Stored records:
● ● ●

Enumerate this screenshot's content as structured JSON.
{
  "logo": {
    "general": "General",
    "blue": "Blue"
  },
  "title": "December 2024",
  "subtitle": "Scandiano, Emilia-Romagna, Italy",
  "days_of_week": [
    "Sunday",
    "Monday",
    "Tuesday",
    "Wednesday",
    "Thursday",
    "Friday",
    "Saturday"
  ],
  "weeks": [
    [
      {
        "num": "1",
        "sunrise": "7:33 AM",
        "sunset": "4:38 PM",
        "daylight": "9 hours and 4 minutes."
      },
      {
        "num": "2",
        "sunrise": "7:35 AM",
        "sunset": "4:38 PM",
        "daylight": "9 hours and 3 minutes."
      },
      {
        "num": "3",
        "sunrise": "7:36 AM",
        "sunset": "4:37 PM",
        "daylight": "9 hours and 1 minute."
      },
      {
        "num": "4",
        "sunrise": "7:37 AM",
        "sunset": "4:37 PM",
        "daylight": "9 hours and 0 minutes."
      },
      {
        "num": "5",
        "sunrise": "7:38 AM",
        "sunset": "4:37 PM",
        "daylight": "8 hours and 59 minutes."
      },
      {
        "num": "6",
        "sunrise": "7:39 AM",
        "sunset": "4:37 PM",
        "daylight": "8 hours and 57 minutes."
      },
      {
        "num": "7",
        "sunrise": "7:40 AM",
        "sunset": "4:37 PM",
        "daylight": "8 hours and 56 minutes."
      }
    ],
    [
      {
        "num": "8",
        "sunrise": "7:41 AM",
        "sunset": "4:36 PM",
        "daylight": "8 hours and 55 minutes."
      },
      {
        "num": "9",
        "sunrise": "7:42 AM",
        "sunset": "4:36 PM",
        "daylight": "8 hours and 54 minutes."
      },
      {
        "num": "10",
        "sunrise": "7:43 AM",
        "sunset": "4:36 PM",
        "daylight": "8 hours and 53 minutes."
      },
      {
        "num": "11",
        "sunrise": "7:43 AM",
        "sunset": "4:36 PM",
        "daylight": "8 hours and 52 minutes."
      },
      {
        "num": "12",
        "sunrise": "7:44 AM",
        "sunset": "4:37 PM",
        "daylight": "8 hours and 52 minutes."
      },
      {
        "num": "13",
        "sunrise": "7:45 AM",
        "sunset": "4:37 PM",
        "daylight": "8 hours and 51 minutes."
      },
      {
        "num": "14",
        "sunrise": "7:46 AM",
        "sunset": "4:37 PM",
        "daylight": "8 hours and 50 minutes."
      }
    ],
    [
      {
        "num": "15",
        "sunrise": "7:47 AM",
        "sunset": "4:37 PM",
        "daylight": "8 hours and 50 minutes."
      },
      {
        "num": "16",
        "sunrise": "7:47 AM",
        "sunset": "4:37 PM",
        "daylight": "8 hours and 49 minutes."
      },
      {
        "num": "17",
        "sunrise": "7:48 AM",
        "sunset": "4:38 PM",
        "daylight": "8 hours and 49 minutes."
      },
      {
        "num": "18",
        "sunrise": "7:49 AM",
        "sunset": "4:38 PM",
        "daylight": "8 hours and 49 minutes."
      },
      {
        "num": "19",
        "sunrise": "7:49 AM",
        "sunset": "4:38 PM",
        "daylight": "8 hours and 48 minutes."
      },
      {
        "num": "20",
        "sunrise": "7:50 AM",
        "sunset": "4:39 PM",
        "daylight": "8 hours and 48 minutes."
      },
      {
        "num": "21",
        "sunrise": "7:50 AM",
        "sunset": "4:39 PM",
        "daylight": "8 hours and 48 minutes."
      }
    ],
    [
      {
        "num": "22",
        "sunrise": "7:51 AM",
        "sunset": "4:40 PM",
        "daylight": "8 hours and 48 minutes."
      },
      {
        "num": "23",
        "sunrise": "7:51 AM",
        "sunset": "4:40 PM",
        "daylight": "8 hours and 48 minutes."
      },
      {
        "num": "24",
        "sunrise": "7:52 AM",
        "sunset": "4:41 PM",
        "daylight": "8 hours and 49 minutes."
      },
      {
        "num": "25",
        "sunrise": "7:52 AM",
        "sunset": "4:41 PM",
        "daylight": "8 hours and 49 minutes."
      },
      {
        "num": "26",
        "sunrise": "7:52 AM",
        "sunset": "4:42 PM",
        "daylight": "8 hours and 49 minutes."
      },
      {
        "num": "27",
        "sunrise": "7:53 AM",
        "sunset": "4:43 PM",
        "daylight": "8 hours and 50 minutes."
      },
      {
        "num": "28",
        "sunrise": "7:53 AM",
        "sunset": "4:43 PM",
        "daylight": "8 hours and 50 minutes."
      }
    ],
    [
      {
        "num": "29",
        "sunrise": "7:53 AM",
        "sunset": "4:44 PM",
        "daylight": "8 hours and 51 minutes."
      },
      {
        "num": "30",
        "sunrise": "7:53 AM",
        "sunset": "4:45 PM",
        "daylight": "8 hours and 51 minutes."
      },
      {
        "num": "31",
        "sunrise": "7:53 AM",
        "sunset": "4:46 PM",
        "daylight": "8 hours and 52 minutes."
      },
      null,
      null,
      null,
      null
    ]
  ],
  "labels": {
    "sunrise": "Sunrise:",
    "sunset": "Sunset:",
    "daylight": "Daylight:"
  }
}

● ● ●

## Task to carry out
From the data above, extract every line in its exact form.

## Answer for this exercise
Enumerate this screenshot's content as structured JSON.
{
  "logo": {
    "general": "General",
    "blue": "Blue"
  },
  "title": "December 2024",
  "subtitle": "Scandiano, Emilia-Romagna, Italy",
  "days_of_week": [
    "Sunday",
    "Monday",
    "Tuesday",
    "Wednesday",
    "Thursday",
    "Friday",
    "Saturday"
  ],
  "weeks": [
    [
      {
        "num": "1",
        "sunrise": "7:33 AM",
        "sunset": "4:38 PM",
        "daylight": "9 hours and 4 minutes."
      },
      {
        "num": "2",
        "sunrise": "7:35 AM",
        "sunset": "4:38 PM",
        "daylight": "9 hours and 3 minutes."
      },
      {
        "num": "3",
        "sunrise": "7:36 AM",
        "sunset": "4:37 PM",
        "daylight": "9 hours and 1 minute."
      },
      {
        "num": "4",
        "sunrise": "7:37 AM",
        "sunset": "4:37 PM",
        "daylight": "9 hours and 0 minutes."
      },
      {
        "num": "5",
        "sunrise": "7:38 AM",
        "sunset": "4:37 PM",
        "daylight": "8 hours and 59 minutes."
      },
      {
        "num": "6",
        "sunrise": "7:39 AM",
        "sunset": "4:37 PM",
        "daylight": "8 hours and 57 minutes."
      },
      {
        "num": "7",
        "sunrise": "7:40 AM",
        "sunset": "4:37 PM",
        "daylight": "8 hours and 56 minutes."
      }
    ],
    [
      {
        "num": "8",
        "sunrise": "7:41 AM",
        "sunset": "4:36 PM",
        "daylight": "8 hours and 55 minutes."
      },
      {
        "num": "9",
        "sunrise": "7:42 AM",
        "sunset": "4:36 PM",
        "daylight": "8 hours and 54 minutes."
      },
      {
        "num": "10",
        "sunrise": "7:43 AM",
        "sunset": "4:36 PM",
        "daylight": "8 hours and 53 minutes."
      },
      {
        "num": "11",
        "sunrise": "7:43 AM",
        "sunset": "4:36 PM",
        "daylight": "8 hours and 52 minutes."
      },
      {
        "num": "12",
        "sunrise": "7:44 AM",
        "sunset": "4:37 PM",
        "daylight": "8 hours and 52 minutes."
      },
      {
        "num": "13",
        "sunrise": "7:45 AM",
        "sunset": "4:37 PM",
        "daylight": "8 hours and 51 minutes."
      },
      {
        "num": "14",
        "sunrise": "7:46 AM",
        "sunset": "4:37 PM",
        "daylight": "8 hours and 50 minutes."
      }
    ],
    [
      {
        "num": "15",
        "sunrise": "7:47 AM",
        "sunset": "4:37 PM",
        "daylight": "8 hours and 50 minutes."
      },
      {
        "num": "16",
        "sunrise": "7:47 AM",
        "sunset": "4:37 PM",
        "daylight": "8 hours and 49 minutes."
      },
      {
        "num": "17",
        "sunrise": "7:48 AM",
        "sunset": "4:38 PM",
        "daylight": "8 hours and 49 minutes."
      },
      {
        "num": "18",
        "sunrise": "7:49 AM",
        "sunset": "4:38 PM",
        "daylight": "8 hours and 49 minutes."
      },
      {
        "num": "19",
        "sunrise": "7:49 AM",
        "sunset": "4:38 PM",
        "daylight": "8 hours and 48 minutes."
      },
      {
        "num": "20",
        "sunrise": "7:50 AM",
        "sunset": "4:39 PM",
        "daylight": "8 hours and 48 minutes."
      },
      {
        "num": "21",
        "sunrise": "7:50 AM",
        "sunset": "4:39 PM",
        "daylight": "8 hours and 48 minutes."
      }
    ],
    [
      {
        "num": "22",
        "sunrise": "7:51 AM",
        "sunset": "4:40 PM",
        "daylight": "8 hours and 48 minutes."
      },
      {
        "num": "23",
        "sunrise": "7:51 AM",
        "sunset": "4:40 PM",
        "daylight": "8 hours and 48 minutes."
      },
      {
        "num": "24",
        "sunrise": "7:52 AM",
        "sunset": "4:41 PM",
        "daylight": "8 hours and 49 minutes."
      },
      {
        "num": "25",
        "sunrise": "7:52 AM",
        "sunset": "4:41 PM",
        "daylight": "8 hours and 49 minutes."
      },
      {
        "num": "26",
        "sunrise": "7:52 AM",
        "sunset": "4:42 PM",
        "daylight": "8 hours and 49 minutes."
      },
      {
        "num": "27",
        "sunrise": "7:53 AM",
        "sunset": "4:43 PM",
        "daylight": "8 hours and 50 minutes."
      },
      {
        "num": "28",
        "sunrise": "7:53 AM",
        "sunset": "4:43 PM",
        "daylight": "8 hours and 50 minutes."
      }
    ],
    [
      {
        "num": "29",
        "sunrise": "7:53 AM",
        "sunset": "4:44 PM",
        "daylight": "8 hours and 51 minutes."
      },
      {
        "num": "30",
        "sunrise": "7:53 AM",
        "sunset": "4:45 PM",
        "daylight": "8 hours and 51 minutes."
      },
      {
        "num": "31",
        "sunrise": "7:53 AM",
        "sunset": "4:46 PM",
        "daylight": "8 hours and 52 minutes."
      },
      null,
      null,
      null,
      null
    ]
  ],
  "labels": {
    "sunrise": "Sunrise:",
    "sunset": "Sunset:",
    "daylight": "Daylight:"
  }
}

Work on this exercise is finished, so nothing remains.